_Required action_
Your answer must restate each entry below word for word, with no pictures in it.

_Provided records_
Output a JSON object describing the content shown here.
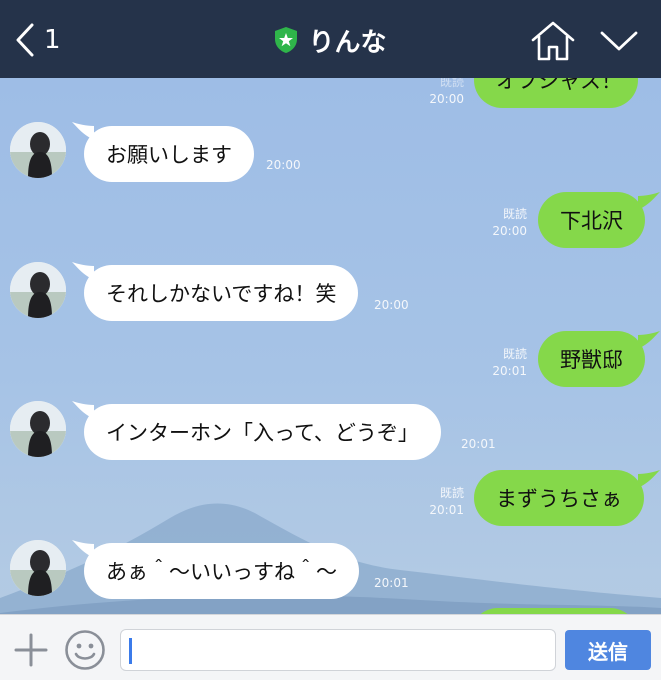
{
  "header": {
    "back_count": "1",
    "title": "りんな"
  },
  "messages": [
    {
      "dir": "out",
      "text": "オフシャス！",
      "read": "既読",
      "time": "20:00"
    },
    {
      "dir": "in",
      "text": "お願いします",
      "time": "20:00"
    },
    {
      "dir": "out",
      "text": "下北沢",
      "read": "既読",
      "time": "20:00"
    },
    {
      "dir": "in",
      "text": "それしかないですね！笑",
      "time": "20:00"
    },
    {
      "dir": "out",
      "text": "野獣邸",
      "read": "既読",
      "time": "20:01"
    },
    {
      "dir": "in",
      "text": "インターホン「入って、どうぞ」",
      "time": "20:01"
    },
    {
      "dir": "out",
      "text": "まずうちさぁ",
      "read": "既読",
      "time": "20:01"
    },
    {
      "dir": "in",
      "text": "あぁ＾〜いいっすね＾〜",
      "time": "20:01"
    }
  ],
  "input": {
    "value": "",
    "send_label": "送信"
  },
  "colors": {
    "header_bg": "#25334a",
    "outgoing_bubble": "#85d84a",
    "incoming_bubble": "#ffffff",
    "send_button": "#4f86e0"
  },
  "icons": [
    "back-chevron-icon",
    "verified-shield-icon",
    "home-icon",
    "chevron-down-icon",
    "plus-icon",
    "smiley-icon"
  ]
}
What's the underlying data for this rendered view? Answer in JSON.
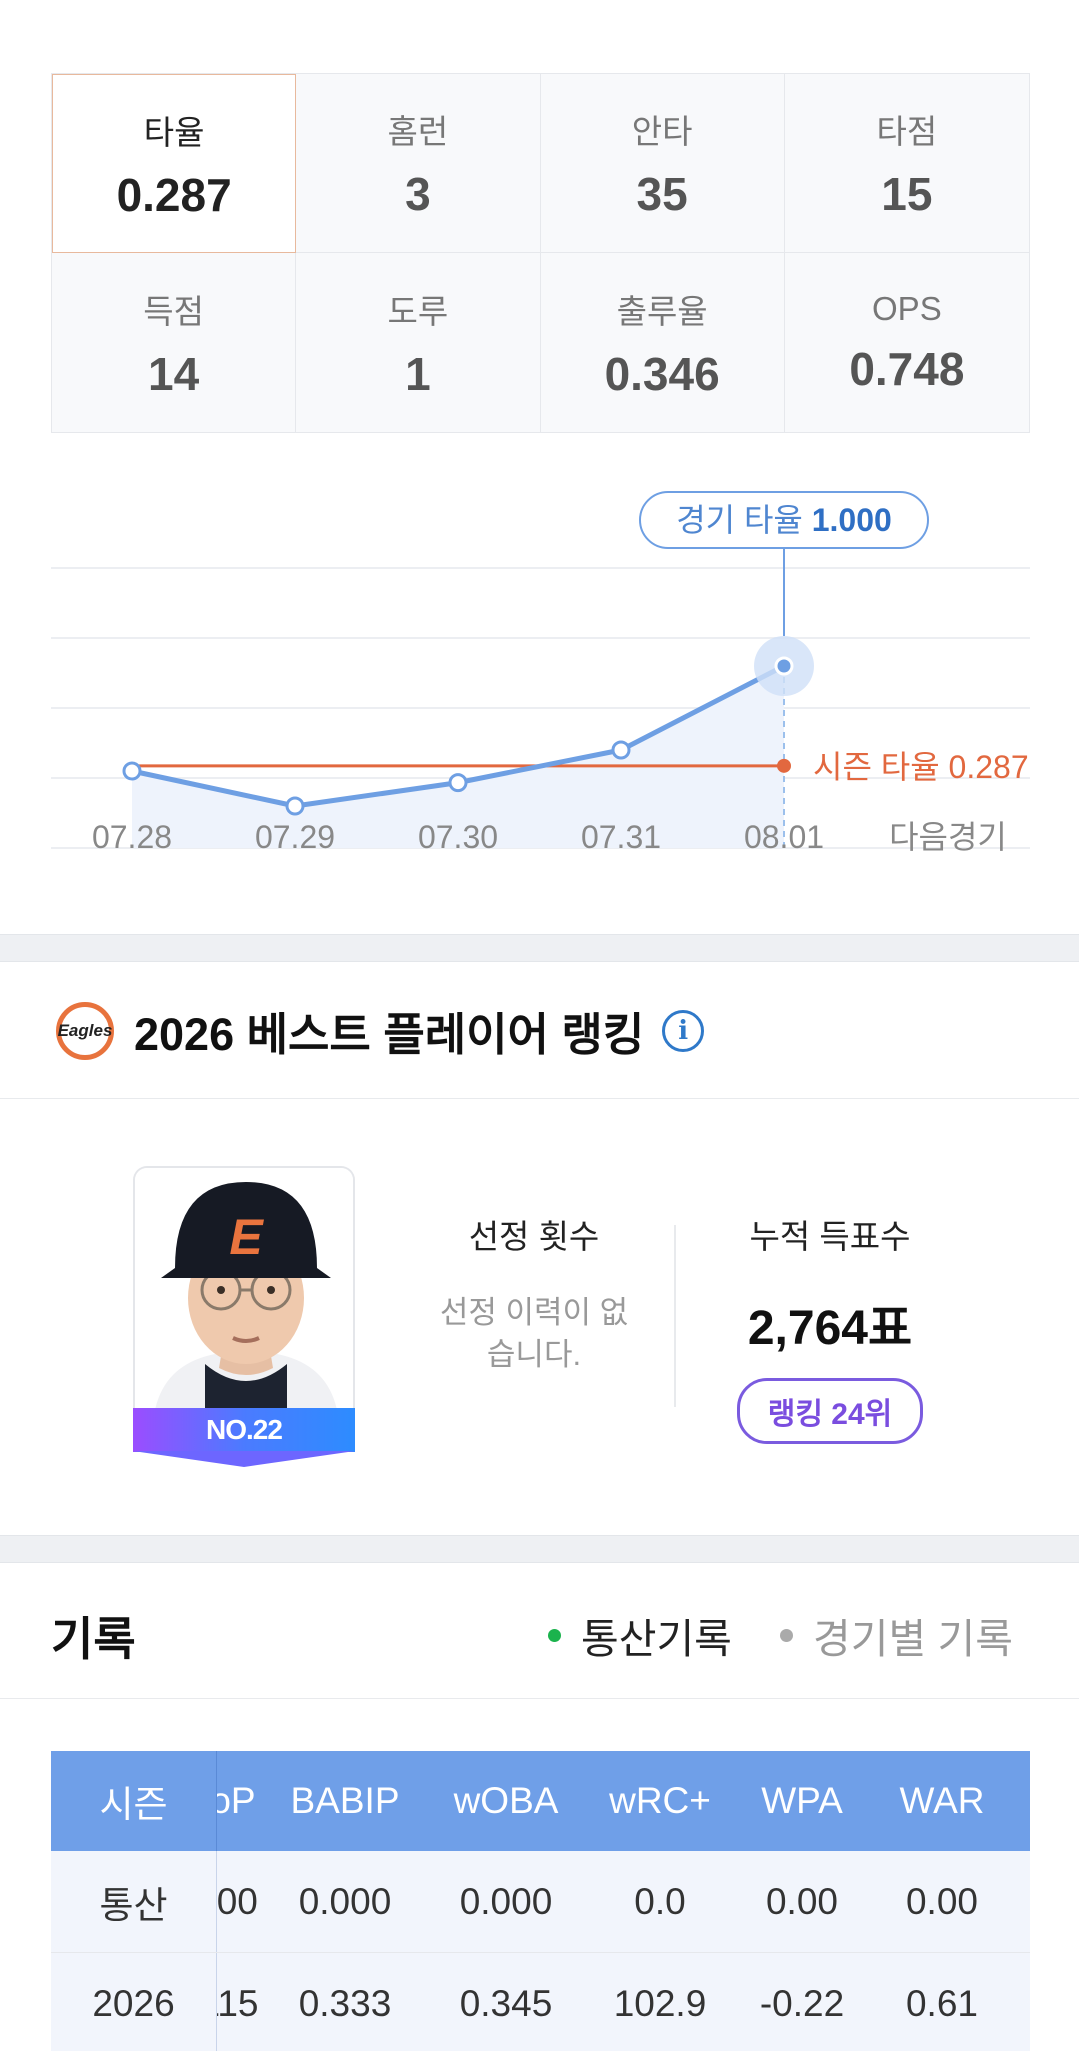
{
  "stats": [
    {
      "label": "타율",
      "value": "0.287"
    },
    {
      "label": "홈런",
      "value": "3"
    },
    {
      "label": "안타",
      "value": "35"
    },
    {
      "label": "타점",
      "value": "15"
    },
    {
      "label": "득점",
      "value": "14"
    },
    {
      "label": "도루",
      "value": "1"
    },
    {
      "label": "출루율",
      "value": "0.346"
    },
    {
      "label": "OPS",
      "value": "0.748"
    }
  ],
  "chart_data": {
    "type": "line",
    "categories": [
      "07.28",
      "07.29",
      "07.30",
      "07.31",
      "08.01",
      "다음경기"
    ],
    "series": [
      {
        "values": [
          0.25,
          0.0,
          0.167,
          0.4,
          1.0
        ]
      }
    ],
    "reference_line": {
      "label": "시즌 타율",
      "value": 0.287
    },
    "tooltip": {
      "label": "경기 타율",
      "value": "1.000"
    },
    "ylim": [
      -0.3,
      1.7
    ],
    "colors": {
      "series": "#6e9fe3",
      "season": "#e2683f",
      "fill": "#eef3fc"
    }
  },
  "ranking": {
    "title": "2026 베스트 플레이어 랭킹",
    "team_logo_text": "Eagles",
    "info_icon": "i",
    "player_number": "NO.22",
    "selection_title": "선정 횟수",
    "selection_empty": "선정 이력이 없습니다.",
    "votes_title": "누적 득표수",
    "votes_value": "2,764표",
    "rank_badge": "랭킹 24위"
  },
  "records": {
    "title": "기록",
    "tab_total": "통산기록",
    "tab_game": "경기별 기록",
    "columns": [
      "시즌",
      "oP",
      "BABIP",
      "wOBA",
      "wRC+",
      "WPA",
      "WAR"
    ],
    "rows": [
      [
        "통산",
        "000",
        "0.000",
        "0.000",
        "0.0",
        "0.00",
        "0.00"
      ],
      [
        "2026",
        "115",
        "0.333",
        "0.345",
        "102.9",
        "-0.22",
        "0.61"
      ]
    ]
  }
}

_Task result_
Output a JSON object describing the content shown here.
{
  "header": {
    "back_count": "1",
    "title": "りんな"
  },
  "messages": [
    {
      "dir": "out",
      "text": "オフシャス！",
      "read": "既読",
      "time": "20:00"
    },
    {
      "dir": "in",
      "text": "お願いします",
      "time": "20:00"
    },
    {
      "dir": "out",
      "text": "下北沢",
      "read": "既読",
      "time": "20:00"
    },
    {
      "dir": "in",
      "text": "それしかないですね！笑",
      "time": "20:00"
    },
    {
      "dir": "out",
      "text": "野獣邸",
      "read": "既読",
      "time": "20:01"
    },
    {
      "dir": "in",
      "text": "インターホン「入って、どうぞ」",
      "time": "20:01"
    },
    {
      "dir": "out",
      "text": "まずうちさぁ",
      "read": "既読",
      "time": "20:01"
    },
    {
      "dir": "in",
      "text": "あぁ＾〜いいっすね＾〜",
      "time": "20:01"
    }
  ],
  "input": {
    "value": "",
    "send_label": "送信"
  },
  "colors": {
    "header_bg": "#25334a",
    "outgoing_bubble": "#85d84a",
    "incoming_bubble": "#ffffff",
    "send_button": "#4f86e0"
  },
  "icons": [
    "back-chevron-icon",
    "verified-shield-icon",
    "home-icon",
    "chevron-down-icon",
    "plus-icon",
    "smiley-icon"
  ]
}
What's the underlying data for this rendered view? Answer in JSON.
{
  "stats": [
    {
      "label": "타율",
      "value": "0.287"
    },
    {
      "label": "홈런",
      "value": "3"
    },
    {
      "label": "안타",
      "value": "35"
    },
    {
      "label": "타점",
      "value": "15"
    },
    {
      "label": "득점",
      "value": "14"
    },
    {
      "label": "도루",
      "value": "1"
    },
    {
      "label": "출루율",
      "value": "0.346"
    },
    {
      "label": "OPS",
      "value": "0.748"
    }
  ],
  "chart_data": {
    "type": "line",
    "categories": [
      "07.28",
      "07.29",
      "07.30",
      "07.31",
      "08.01",
      "다음경기"
    ],
    "series": [
      {
        "values": [
          0.25,
          0.0,
          0.167,
          0.4,
          1.0
        ]
      }
    ],
    "reference_line": {
      "label": "시즌 타율",
      "value": 0.287
    },
    "tooltip": {
      "label": "경기 타율",
      "value": "1.000"
    },
    "ylim": [
      -0.3,
      1.7
    ],
    "colors": {
      "series": "#6e9fe3",
      "season": "#e2683f",
      "fill": "#eef3fc"
    }
  },
  "ranking": {
    "title": "2026 베스트 플레이어 랭킹",
    "team_logo_text": "Eagles",
    "info_icon": "i",
    "player_number": "NO.22",
    "selection_title": "선정 횟수",
    "selection_empty": "선정 이력이 없습니다.",
    "votes_title": "누적 득표수",
    "votes_value": "2,764표",
    "rank_badge": "랭킹 24위"
  },
  "records": {
    "title": "기록",
    "tab_total": "통산기록",
    "tab_game": "경기별 기록",
    "columns": [
      "시즌",
      "oP",
      "BABIP",
      "wOBA",
      "wRC+",
      "WPA",
      "WAR"
    ],
    "rows": [
      [
        "통산",
        "000",
        "0.000",
        "0.000",
        "0.0",
        "0.00",
        "0.00"
      ],
      [
        "2026",
        "115",
        "0.333",
        "0.345",
        "102.9",
        "-0.22",
        "0.61"
      ]
    ]
  }
}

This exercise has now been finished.